After the negotiations between FMC and the Army neared completion in 1991, Neargarder learned that FMC had actually budgeted far less for research and development — as shown in internal company documents — than the figures that company officials gave him to present to the Army. For instance, FMC told the Army it had budgeted $30.6 million for research and development in 1991, when the company actually had budgeted $25 million and spent only $23 million. Similarly, FMC said it would spend $31.6 million for research and development in 1992; it actually spent $23 million.
Neargarder discussed the matter with senior company officials. But they refused to allow him to disclose the company’s internal budget until after the $1.1 billion contract for the Bradley Fighting Vehicle had already been signed, and the price could not be adjusted.
Frustrated with FMC’s response to his complaints, Neargarder reported his charges to the Department of Defense in 1992. At that time, he was unaware of the False Claims Act.
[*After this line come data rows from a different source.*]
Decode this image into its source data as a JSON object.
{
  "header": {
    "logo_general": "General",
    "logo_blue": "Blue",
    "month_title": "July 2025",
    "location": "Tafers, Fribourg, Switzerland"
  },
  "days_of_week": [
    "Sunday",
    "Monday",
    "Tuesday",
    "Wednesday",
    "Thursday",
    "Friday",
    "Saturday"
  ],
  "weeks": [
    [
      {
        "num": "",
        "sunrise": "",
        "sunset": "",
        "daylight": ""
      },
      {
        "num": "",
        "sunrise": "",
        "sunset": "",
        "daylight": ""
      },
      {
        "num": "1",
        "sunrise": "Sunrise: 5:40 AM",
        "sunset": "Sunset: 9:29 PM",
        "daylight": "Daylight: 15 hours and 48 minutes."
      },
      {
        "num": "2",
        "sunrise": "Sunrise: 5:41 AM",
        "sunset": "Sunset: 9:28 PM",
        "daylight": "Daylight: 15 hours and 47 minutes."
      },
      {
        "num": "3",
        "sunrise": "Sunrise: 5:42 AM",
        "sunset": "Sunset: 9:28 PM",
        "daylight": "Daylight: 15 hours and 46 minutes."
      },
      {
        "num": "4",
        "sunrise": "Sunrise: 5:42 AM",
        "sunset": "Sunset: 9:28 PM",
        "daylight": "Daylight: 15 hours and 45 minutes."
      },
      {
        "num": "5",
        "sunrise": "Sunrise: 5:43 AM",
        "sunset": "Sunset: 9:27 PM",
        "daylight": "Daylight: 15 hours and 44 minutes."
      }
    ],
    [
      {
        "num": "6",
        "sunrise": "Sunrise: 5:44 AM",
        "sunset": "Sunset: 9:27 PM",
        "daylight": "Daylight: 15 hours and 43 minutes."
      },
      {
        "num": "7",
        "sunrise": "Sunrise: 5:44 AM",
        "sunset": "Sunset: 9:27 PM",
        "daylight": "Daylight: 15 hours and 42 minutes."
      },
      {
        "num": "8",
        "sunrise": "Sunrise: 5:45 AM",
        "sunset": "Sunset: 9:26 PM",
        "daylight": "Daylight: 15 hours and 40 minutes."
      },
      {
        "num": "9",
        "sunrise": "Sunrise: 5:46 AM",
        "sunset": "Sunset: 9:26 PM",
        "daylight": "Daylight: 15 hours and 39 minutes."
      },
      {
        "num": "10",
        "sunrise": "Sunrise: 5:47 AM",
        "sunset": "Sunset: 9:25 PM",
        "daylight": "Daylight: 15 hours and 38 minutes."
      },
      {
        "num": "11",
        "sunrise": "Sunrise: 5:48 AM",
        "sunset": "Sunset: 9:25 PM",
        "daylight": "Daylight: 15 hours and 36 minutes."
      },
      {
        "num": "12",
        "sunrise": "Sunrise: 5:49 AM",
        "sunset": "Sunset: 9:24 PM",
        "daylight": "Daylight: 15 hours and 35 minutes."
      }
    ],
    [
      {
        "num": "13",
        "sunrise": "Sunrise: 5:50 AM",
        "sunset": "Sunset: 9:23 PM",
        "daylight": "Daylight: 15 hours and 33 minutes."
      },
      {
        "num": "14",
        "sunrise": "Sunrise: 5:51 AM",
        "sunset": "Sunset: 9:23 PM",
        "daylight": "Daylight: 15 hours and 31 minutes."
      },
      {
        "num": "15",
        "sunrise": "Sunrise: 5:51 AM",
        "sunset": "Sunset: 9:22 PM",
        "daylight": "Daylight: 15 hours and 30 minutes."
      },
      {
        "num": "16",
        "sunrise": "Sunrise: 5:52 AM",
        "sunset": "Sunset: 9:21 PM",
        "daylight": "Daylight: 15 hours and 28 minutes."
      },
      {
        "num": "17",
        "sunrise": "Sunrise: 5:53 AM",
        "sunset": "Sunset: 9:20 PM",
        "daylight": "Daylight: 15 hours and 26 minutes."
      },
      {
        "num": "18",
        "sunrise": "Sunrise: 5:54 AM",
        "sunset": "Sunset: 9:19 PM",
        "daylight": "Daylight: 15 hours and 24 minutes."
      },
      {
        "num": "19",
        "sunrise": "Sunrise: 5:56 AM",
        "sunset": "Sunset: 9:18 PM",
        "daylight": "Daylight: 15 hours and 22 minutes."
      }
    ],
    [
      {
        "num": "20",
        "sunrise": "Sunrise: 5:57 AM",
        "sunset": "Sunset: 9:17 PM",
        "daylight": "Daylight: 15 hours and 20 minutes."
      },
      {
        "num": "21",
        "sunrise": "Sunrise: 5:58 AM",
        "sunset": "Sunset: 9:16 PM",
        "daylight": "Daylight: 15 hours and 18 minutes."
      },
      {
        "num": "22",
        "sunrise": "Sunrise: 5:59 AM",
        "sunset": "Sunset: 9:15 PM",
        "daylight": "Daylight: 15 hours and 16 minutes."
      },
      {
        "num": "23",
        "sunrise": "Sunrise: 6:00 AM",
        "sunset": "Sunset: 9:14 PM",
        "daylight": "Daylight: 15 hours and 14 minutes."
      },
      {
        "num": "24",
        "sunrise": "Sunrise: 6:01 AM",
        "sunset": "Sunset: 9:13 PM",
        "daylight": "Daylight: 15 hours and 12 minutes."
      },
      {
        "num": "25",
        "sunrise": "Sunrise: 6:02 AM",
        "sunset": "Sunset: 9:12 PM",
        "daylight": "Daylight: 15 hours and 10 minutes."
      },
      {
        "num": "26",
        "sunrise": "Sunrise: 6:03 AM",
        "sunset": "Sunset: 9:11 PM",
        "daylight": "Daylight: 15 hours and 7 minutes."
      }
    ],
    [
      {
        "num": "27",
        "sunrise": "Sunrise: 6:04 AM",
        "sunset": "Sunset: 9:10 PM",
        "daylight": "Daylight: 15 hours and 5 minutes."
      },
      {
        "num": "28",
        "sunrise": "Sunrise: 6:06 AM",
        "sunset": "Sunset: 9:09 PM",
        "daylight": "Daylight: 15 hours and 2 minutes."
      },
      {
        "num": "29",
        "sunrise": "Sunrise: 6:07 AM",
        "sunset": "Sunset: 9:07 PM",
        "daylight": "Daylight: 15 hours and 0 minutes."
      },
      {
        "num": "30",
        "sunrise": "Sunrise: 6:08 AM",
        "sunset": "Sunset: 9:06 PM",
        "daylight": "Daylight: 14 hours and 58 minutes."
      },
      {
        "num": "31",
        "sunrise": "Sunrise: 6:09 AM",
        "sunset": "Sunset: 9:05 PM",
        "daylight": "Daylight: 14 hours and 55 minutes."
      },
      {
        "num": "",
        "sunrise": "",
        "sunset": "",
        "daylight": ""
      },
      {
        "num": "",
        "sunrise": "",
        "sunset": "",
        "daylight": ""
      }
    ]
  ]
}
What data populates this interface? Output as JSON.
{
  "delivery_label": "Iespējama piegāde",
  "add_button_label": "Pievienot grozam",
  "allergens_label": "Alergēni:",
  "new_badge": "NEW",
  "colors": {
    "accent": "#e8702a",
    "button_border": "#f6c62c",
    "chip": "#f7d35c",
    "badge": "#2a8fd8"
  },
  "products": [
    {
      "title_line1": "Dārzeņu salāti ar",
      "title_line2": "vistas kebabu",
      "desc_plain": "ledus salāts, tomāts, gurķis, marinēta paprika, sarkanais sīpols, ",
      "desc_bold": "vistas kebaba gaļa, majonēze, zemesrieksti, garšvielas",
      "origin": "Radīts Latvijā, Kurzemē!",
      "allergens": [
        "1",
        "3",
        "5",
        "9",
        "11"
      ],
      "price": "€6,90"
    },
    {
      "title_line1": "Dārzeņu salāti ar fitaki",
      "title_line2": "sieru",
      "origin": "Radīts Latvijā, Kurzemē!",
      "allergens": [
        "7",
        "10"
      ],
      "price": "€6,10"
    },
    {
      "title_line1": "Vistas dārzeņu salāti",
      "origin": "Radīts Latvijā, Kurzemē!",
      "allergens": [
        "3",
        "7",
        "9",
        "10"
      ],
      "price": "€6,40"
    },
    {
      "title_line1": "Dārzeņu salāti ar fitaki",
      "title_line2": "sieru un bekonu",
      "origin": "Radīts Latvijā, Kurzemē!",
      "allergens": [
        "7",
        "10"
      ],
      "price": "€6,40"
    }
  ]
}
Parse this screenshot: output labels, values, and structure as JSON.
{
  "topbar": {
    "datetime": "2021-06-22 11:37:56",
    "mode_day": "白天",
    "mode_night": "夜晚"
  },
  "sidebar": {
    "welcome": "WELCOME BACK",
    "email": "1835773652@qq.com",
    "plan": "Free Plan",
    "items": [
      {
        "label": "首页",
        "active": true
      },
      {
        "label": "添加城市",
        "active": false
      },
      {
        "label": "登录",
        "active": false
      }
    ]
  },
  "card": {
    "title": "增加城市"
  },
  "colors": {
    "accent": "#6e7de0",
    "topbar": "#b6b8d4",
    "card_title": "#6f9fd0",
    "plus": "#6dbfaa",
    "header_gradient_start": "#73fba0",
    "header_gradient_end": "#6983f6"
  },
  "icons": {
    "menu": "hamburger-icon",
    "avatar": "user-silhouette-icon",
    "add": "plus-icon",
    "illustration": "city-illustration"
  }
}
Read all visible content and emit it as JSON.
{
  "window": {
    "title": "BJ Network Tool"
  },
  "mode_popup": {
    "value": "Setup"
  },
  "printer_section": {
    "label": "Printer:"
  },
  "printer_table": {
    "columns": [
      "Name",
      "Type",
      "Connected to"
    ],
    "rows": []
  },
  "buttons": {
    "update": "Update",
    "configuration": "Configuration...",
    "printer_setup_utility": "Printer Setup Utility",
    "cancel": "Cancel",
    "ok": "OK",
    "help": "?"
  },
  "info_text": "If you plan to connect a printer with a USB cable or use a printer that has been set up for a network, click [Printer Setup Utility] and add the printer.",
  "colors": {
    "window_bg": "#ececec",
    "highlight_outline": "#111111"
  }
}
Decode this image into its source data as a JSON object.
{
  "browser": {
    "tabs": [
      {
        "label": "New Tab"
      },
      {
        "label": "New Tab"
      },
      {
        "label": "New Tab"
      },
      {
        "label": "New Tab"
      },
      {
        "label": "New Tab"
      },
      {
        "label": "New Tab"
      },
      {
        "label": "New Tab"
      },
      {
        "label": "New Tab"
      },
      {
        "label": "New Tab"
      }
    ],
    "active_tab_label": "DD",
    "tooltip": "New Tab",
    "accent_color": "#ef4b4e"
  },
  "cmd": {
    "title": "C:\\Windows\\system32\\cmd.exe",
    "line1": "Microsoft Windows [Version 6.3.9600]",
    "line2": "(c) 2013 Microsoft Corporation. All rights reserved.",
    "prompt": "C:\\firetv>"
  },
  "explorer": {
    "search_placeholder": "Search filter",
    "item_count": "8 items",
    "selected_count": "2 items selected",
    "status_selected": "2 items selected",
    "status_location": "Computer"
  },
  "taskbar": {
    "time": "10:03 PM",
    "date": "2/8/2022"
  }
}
The matter still had not been resolved more then two years later. So he contacted Phillips & Cohen, who filed a lawsuit on his behalf. Within 18 months, the case had been settled. It had been under seal and not available to the public while the government investigated.
“Filing the False Claims Act lawsuit got the Justice Department in Washington and the Civil Division of the U.S. Attorneys office in San Francisco involved,”. “They conducted an aggressive investigation, which produced a quick and very favorable settlement.”
For more information about Phillips & Cohen’s record, see P&C’s Successful Whistleblower Cases.
For more information, please see the following news stories :
- “FMC to pay $13 million in whistleblower settlement,” Los Angeles Times, 10/9 / 96.
- “Whistleblowing hits chord; former FMC Corp. employee to receive $2.86 million in settlement,” Vincent J. Schodolski, Chicago Tribune, 10/23/96.
- “FMC to pay $13m settlement,” Barbara Starr, Jane’s Defence Weekly, 10/16/96.
- “FMC Corp. settles government’s suit on overpricing,” Andy Pasztor,The Wall Street Journal, 10/9/96.
- “FMC to pay U.S. in Army contract dispute,” New York Times, 10/9/96.
- “Defense contractor FMC to pay U.S. $13 million,” Seth Rosenfeld,San Francisco Examiner, 10/9/96.
- “S.J. defense firm to pay $13 million,” Harriet Chiang, San Francisco Chronicle, 10/9/96.
- “FMC pays $13 million to settle U.S. claims,” Chicago Sun-Times, 10/9/96.
- “FMC to pay U.S. over suit,” Janet Rae-Dupree, San Jose Mercury News, 10/9/96.